Hardt and Negri's 'Multitude' - a Foucaultian appraisal of the phenomena of globalisation in reference to the emergence of a diverse 'multitude' contains an interesting comment on the nature of Marxist Labour Theory of Value, namely that:
"Marx adopts from the classical philosophers the Maxim that in Capitalist society the source of all value and wealth is labour" [1: pg 144]Interestingly the point that Marx indeed "adopted" a labour theory of value - namely, rejected the implication that labour itself is the sole source of wealth is hardly touched upon by Negri - who instead choosing to build upon a conflated misconception of Marxist theory to make wider points on the nature of Abstract labour.
The point I raise here is of interest to the debates surrounding the opening line of the 'What We Stand For' column of the Socialist Workers Party's 'Socialist Worker, namely the statement that under capitalism "The Workers create all the wealth" .
While we may find it less strange to attribute statements of this kind to a theorist standing in the tradition Negri does - shunning Capital as a flawed work that:
Served to reduce critique to economic theory, to annihilate subjectivity in objectivity, to subject the subversive capacity of the proletariat to the reorganising and repressive intelligence of capitalist power' .It may be considered a rather more curious statement for an avowedly Neo-Marxist organisation to make.
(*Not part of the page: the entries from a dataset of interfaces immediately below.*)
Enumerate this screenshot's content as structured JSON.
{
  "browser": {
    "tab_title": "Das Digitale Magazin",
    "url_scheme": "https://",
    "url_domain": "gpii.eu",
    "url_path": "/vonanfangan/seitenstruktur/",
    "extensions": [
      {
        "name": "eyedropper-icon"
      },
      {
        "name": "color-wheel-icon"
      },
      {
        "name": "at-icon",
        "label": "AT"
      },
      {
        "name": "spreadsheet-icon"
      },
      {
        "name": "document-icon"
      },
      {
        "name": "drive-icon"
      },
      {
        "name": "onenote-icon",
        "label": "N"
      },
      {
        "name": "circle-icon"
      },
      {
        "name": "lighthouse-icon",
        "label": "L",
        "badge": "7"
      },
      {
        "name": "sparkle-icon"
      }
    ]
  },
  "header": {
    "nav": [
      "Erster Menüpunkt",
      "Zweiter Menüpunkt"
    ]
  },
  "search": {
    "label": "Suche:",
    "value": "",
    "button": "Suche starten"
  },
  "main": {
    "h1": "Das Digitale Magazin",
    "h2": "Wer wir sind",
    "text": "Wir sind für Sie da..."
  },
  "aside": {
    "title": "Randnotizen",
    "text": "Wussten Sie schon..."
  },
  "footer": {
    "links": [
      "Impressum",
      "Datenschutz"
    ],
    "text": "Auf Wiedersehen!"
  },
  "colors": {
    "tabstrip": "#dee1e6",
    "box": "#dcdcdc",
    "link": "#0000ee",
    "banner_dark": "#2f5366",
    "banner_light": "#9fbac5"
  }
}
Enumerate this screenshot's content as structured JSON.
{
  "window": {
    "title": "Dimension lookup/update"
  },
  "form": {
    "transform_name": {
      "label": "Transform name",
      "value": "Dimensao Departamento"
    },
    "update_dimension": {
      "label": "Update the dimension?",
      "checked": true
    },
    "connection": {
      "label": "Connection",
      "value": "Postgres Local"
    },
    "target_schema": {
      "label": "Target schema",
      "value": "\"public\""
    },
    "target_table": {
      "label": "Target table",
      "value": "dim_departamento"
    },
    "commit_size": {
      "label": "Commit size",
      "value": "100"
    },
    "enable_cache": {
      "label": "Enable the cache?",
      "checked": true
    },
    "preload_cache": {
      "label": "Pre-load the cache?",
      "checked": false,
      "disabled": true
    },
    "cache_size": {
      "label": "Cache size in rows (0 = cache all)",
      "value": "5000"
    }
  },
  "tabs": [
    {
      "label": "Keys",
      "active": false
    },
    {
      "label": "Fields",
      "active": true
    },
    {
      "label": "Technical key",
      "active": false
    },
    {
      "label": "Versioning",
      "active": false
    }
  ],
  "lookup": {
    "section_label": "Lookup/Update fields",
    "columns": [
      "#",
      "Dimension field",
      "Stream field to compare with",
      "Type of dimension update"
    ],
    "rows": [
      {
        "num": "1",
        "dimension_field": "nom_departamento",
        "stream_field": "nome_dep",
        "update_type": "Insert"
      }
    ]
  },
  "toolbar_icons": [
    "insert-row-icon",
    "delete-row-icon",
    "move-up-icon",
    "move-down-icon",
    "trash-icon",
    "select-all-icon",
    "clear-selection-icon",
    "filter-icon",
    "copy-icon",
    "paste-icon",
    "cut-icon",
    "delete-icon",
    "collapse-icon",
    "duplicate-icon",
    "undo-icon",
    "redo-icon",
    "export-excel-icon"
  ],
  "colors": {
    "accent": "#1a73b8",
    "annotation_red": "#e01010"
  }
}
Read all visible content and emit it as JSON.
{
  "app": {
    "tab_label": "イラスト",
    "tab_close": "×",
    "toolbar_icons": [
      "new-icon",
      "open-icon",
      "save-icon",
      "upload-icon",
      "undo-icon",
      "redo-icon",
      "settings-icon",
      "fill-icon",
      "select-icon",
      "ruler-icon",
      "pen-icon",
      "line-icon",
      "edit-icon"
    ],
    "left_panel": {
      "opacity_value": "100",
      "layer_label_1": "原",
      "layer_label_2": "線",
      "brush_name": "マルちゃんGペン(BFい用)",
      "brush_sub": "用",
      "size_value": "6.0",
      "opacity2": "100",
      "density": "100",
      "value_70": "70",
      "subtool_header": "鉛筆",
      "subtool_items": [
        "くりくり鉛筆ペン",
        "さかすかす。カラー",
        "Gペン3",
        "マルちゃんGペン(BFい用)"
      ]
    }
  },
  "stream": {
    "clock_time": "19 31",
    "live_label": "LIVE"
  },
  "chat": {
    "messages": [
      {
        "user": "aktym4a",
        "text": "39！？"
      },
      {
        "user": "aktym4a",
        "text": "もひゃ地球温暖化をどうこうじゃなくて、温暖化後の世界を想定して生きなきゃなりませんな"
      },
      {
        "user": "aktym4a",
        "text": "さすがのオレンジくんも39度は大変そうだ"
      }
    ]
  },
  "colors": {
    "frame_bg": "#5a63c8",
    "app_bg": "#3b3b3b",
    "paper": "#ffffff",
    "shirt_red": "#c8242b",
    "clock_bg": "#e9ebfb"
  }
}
Amusingly it is SWP theoretical big-wig Alex Callinicos that takes Negri to task most comprehensively for his contradictory 'reading' of Marx . Callinicos notes that the primacy assumed by labour "as subjectivity, as source, as potential of all wealth" contradicts with Marx's Critique of the Gotha Program' namely the statement that:
Labour is not the source of all wealth. Nature is just as much the source of use values (and it is surely of such that material wealth consists) as labour, which itself is only the manifestation of a force of nature, human labour powerJack Conrad of the CPGB has correctly analysed the Socialist Worker's 'What We Stand For' column in 'One-dimensional Marxism and proposition one'  and drawn wider conclusions about the Economistic divergence from Marxism it - in part - expresses. That Callinicos has made criticisms of this particular 'misreading' of Marx (albeit via the work of Negri) as "symptomatic of a deeper conceptual shift" is telling.
 Multitude - Negri / Hardt